Al Jazeera's Kathy Novak, reporting from the South's capital, Seoul, said that "many people here are feeling a renewed hope about this country's relationship with North Korea".
They have yet to be released from North Korean custody. There have been no details about Kim's specific demands. In 1958, the USA stationed tactical nuclear weapons aimed at the North in South Korea.
South Korea's Blue House, the presidential office, said largely the exact same thing as the White House in its statement.
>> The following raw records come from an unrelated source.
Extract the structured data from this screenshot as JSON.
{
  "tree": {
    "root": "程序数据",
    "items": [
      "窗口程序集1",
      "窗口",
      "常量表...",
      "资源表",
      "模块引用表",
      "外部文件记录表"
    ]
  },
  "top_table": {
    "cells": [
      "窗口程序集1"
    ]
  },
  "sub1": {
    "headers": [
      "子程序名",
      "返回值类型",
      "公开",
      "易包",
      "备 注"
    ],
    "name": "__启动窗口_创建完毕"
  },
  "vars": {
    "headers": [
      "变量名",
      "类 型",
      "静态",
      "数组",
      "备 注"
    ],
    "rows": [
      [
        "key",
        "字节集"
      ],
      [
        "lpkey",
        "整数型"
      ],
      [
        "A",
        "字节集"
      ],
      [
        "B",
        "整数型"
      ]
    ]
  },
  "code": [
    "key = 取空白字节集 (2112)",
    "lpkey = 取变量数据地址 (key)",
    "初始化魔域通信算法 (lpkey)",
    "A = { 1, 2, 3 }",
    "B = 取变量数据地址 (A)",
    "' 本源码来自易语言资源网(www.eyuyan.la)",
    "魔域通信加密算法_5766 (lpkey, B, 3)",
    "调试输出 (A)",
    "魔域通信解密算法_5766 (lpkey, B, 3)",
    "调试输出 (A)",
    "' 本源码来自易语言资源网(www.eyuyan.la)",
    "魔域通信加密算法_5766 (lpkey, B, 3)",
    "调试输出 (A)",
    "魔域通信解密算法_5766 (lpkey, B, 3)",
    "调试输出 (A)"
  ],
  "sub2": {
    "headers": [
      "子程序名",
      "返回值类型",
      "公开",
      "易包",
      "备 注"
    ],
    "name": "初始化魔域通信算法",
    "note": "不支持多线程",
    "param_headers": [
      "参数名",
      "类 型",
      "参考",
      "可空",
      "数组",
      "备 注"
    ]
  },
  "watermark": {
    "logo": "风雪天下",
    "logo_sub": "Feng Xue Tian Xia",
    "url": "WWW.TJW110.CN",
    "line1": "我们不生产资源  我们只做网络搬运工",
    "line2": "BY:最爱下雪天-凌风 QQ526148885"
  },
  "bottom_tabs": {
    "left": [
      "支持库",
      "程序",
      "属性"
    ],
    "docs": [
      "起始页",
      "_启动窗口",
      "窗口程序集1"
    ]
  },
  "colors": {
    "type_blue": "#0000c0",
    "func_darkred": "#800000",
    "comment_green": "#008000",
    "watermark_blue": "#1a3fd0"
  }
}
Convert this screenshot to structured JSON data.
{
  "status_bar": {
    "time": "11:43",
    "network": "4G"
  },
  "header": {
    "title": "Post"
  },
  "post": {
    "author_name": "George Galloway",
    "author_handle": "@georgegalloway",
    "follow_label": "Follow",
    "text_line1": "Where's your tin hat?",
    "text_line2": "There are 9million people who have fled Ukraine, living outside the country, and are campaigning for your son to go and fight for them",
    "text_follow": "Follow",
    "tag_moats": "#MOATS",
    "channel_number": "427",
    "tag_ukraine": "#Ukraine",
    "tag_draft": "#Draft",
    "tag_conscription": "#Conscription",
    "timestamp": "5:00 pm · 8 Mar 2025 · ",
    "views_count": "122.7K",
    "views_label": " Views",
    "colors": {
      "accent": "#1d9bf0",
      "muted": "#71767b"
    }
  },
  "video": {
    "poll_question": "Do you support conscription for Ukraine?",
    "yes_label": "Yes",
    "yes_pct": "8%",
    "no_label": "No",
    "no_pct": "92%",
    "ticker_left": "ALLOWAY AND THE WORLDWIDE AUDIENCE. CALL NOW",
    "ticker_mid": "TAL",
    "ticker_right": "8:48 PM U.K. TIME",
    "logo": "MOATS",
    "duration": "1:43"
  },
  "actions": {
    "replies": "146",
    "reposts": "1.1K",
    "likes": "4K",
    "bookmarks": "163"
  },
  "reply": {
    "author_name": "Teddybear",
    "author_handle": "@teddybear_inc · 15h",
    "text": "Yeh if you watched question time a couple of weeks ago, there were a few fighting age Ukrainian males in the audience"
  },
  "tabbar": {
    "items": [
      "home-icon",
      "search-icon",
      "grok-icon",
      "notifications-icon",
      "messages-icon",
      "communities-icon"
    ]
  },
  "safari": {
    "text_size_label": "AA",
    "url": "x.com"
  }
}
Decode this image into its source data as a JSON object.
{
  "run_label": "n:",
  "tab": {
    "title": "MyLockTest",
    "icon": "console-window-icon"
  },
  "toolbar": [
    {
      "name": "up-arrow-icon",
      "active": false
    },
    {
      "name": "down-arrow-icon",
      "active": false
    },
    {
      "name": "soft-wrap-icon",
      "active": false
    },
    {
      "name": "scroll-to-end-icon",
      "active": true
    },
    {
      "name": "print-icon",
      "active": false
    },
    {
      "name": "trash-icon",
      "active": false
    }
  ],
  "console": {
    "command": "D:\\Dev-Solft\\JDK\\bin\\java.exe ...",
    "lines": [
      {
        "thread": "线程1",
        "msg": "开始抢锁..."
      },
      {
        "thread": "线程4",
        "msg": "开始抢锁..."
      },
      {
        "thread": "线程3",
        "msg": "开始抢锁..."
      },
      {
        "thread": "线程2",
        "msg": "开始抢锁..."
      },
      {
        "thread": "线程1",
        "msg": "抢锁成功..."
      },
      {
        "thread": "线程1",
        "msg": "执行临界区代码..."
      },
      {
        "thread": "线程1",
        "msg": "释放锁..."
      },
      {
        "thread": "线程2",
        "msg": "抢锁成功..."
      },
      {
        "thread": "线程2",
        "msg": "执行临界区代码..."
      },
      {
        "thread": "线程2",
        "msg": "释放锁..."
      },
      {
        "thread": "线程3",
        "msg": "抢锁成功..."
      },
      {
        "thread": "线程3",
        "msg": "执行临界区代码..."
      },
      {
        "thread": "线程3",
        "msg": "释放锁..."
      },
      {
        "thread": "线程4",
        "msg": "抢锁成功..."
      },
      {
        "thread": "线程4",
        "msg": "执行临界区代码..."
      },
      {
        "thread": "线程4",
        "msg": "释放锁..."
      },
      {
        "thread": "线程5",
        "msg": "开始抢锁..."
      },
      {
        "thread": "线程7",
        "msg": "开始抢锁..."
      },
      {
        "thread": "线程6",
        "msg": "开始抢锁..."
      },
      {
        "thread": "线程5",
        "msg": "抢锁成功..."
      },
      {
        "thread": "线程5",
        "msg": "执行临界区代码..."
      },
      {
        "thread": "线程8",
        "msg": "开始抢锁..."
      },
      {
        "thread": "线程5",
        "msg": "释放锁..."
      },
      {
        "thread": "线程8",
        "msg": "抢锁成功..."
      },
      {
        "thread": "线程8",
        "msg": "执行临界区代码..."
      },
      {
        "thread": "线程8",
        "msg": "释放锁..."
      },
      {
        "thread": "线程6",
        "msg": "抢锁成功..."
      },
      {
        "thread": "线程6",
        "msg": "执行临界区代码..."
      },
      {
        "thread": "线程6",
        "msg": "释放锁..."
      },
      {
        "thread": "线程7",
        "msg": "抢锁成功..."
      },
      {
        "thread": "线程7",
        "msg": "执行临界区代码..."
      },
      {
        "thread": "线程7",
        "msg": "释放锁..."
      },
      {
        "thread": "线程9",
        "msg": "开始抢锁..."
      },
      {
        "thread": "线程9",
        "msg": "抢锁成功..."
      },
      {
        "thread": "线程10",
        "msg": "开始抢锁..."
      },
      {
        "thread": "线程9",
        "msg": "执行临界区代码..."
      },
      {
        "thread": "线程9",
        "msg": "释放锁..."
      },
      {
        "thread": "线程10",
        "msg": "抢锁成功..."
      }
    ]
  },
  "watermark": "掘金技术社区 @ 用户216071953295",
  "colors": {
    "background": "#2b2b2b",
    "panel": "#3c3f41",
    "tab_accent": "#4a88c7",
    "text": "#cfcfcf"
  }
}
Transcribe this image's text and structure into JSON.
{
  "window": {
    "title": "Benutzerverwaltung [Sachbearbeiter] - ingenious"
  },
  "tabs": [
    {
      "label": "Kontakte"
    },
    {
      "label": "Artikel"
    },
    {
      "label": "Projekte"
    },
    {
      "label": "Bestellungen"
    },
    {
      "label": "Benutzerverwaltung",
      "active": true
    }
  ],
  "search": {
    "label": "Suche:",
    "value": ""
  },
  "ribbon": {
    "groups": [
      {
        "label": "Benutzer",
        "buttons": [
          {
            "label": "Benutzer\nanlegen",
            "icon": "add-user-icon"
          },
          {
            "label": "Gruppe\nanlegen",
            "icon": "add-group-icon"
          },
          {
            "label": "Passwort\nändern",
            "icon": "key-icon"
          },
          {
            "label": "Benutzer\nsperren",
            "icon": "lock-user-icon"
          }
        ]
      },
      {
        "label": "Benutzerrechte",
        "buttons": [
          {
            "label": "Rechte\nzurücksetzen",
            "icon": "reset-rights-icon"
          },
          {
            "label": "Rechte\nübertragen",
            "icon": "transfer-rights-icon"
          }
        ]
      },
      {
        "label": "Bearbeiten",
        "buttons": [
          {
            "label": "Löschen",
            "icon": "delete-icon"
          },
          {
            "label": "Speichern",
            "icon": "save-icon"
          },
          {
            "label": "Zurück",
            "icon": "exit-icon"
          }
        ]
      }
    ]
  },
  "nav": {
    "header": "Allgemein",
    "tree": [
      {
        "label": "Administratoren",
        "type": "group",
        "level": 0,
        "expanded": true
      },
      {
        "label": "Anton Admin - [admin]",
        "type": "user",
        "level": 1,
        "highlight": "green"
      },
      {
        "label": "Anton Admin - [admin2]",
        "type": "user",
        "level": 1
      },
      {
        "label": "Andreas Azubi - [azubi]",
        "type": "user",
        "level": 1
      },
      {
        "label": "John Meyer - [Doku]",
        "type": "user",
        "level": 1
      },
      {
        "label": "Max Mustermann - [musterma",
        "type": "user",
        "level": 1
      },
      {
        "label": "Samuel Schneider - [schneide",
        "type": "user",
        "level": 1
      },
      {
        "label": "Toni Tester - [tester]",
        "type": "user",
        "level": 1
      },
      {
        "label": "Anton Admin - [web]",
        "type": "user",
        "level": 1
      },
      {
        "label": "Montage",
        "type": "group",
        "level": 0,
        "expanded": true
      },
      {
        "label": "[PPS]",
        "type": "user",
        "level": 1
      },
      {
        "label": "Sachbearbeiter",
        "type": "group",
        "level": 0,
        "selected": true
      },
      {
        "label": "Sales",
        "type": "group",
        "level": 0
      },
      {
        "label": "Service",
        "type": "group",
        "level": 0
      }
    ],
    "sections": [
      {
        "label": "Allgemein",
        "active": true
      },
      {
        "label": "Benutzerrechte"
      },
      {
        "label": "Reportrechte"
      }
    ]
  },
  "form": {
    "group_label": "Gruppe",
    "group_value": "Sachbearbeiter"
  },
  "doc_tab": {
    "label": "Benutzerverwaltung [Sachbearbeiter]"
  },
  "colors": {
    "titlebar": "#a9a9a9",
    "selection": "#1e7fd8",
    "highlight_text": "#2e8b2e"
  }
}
In March, Washington and Seoul began negotiations on how much South Korea should offset the costs of the deployment in the coming years.
President Trump has said that removing those troops that act as a deterrent to North Korea is "not on the table", but there have been reports that Trump has asked the Pentagon to create plans for doing just that.
'I won't use the rhetoric now, ' he said.